*** Opening Exercise material ***
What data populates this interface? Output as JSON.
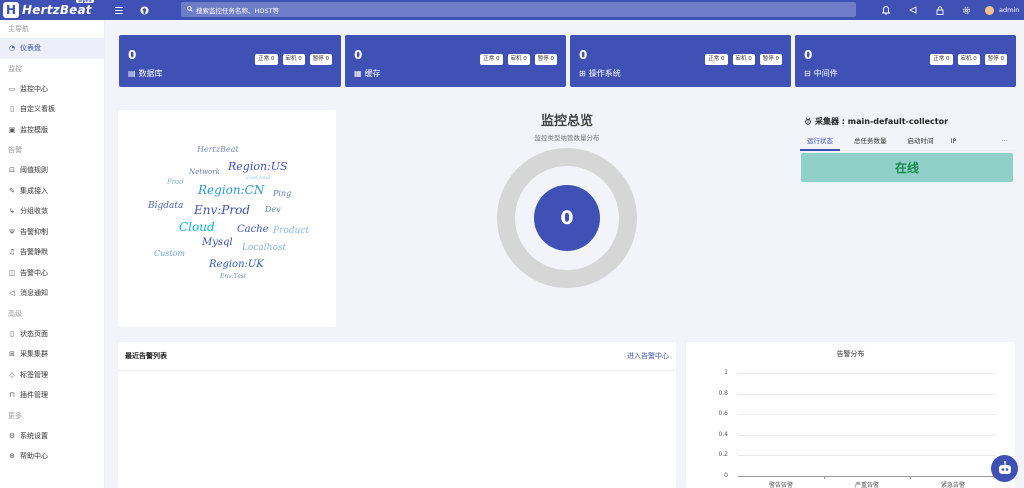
{
  "header": {
    "logo_text": "HertzBeat",
    "logo_mark": "H",
    "logo_badge": "alpha",
    "menu_icon": "menu-icon",
    "github_icon": "github-icon",
    "search_placeholder": "搜索监控任务名称、HOST等",
    "icons": [
      "bell-icon",
      "send-icon",
      "lock-icon",
      "gear-icon"
    ],
    "user_name": "admin"
  },
  "sidebar": {
    "groups": [
      {
        "label": "主导航",
        "items": [
          {
            "label": "仪表盘",
            "icon": "dashboard-icon",
            "active": true
          }
        ]
      },
      {
        "label": "监控",
        "items": [
          {
            "label": "监控中心",
            "icon": "monitor-icon"
          },
          {
            "label": "自定义看板",
            "icon": "board-icon"
          },
          {
            "label": "监控模版",
            "icon": "template-icon"
          }
        ]
      },
      {
        "label": "告警",
        "items": [
          {
            "label": "阈值规则",
            "icon": "rule-icon"
          },
          {
            "label": "集成接入",
            "icon": "integration-icon"
          },
          {
            "label": "分组收敛",
            "icon": "group-icon"
          },
          {
            "label": "告警抑制",
            "icon": "inhibit-icon"
          },
          {
            "label": "告警静默",
            "icon": "silence-icon"
          },
          {
            "label": "告警中心",
            "icon": "alert-center-icon"
          },
          {
            "label": "消息通知",
            "icon": "notify-icon"
          }
        ]
      },
      {
        "label": "高级",
        "items": [
          {
            "label": "状态页面",
            "icon": "status-page-icon"
          },
          {
            "label": "采集集群",
            "icon": "cluster-icon"
          },
          {
            "label": "标签管理",
            "icon": "tag-icon"
          },
          {
            "label": "插件管理",
            "icon": "plugin-icon"
          }
        ]
      },
      {
        "label": "更多",
        "items": [
          {
            "label": "系统设置",
            "icon": "settings-icon"
          },
          {
            "label": "帮助中心",
            "icon": "help-icon"
          }
        ]
      }
    ]
  },
  "cards": [
    {
      "count": "0",
      "label": "数据库",
      "icon": "database-icon",
      "normal": "正常 0",
      "down": "宕机 0",
      "paused": "暂停 0"
    },
    {
      "count": "0",
      "label": "缓存",
      "icon": "cache-icon",
      "normal": "正常 0",
      "down": "宕机 0",
      "paused": "暂停 0"
    },
    {
      "count": "0",
      "label": "操作系统",
      "icon": "os-icon",
      "normal": "正常 0",
      "down": "宕机 0",
      "paused": "暂停 0"
    },
    {
      "count": "0",
      "label": "中间件",
      "icon": "middleware-icon",
      "normal": "正常 0",
      "down": "宕机 0",
      "paused": "暂停 0"
    }
  ],
  "wordcloud": {
    "words": [
      "HertzBeat",
      "Network",
      "Region:US",
      "Prod",
      "ZooCloud",
      "Region:CN",
      "Ping",
      "Bigdata",
      "Env:Prod",
      "Dev",
      "Cloud",
      "Cache",
      "Product",
      "Mysql",
      "Localhost",
      "Custom",
      "Region:UK",
      "Env:Test"
    ]
  },
  "overview": {
    "title": "监控总览",
    "subtitle": "监控类型纳管数量分布",
    "total": "0"
  },
  "collector": {
    "title": "采集器 : main-default-collector",
    "icon": "bug-icon",
    "tabs": [
      "运行状态",
      "总任务数量",
      "启动时间",
      "IP"
    ],
    "more": "···",
    "status": "在线"
  },
  "alerts": {
    "title": "最近告警列表",
    "link": "进入告警中心"
  },
  "distribution": {
    "title": "告警分布"
  },
  "chart_data": {
    "type": "bar",
    "title": "告警分布",
    "categories": [
      "警告告警",
      "严重告警",
      "紧急告警"
    ],
    "values": [
      0,
      0,
      0
    ],
    "yticks": [
      "0",
      "0.2",
      "0.4",
      "0.6",
      "0.8",
      "1"
    ],
    "ylim": [
      0,
      1
    ],
    "grid": true
  },
  "chatbot_icon": "robot-icon"
}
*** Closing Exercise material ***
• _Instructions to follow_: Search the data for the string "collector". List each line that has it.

• _Task answer_:
  "collector": {
    "title": "采集器 : main-default-collector",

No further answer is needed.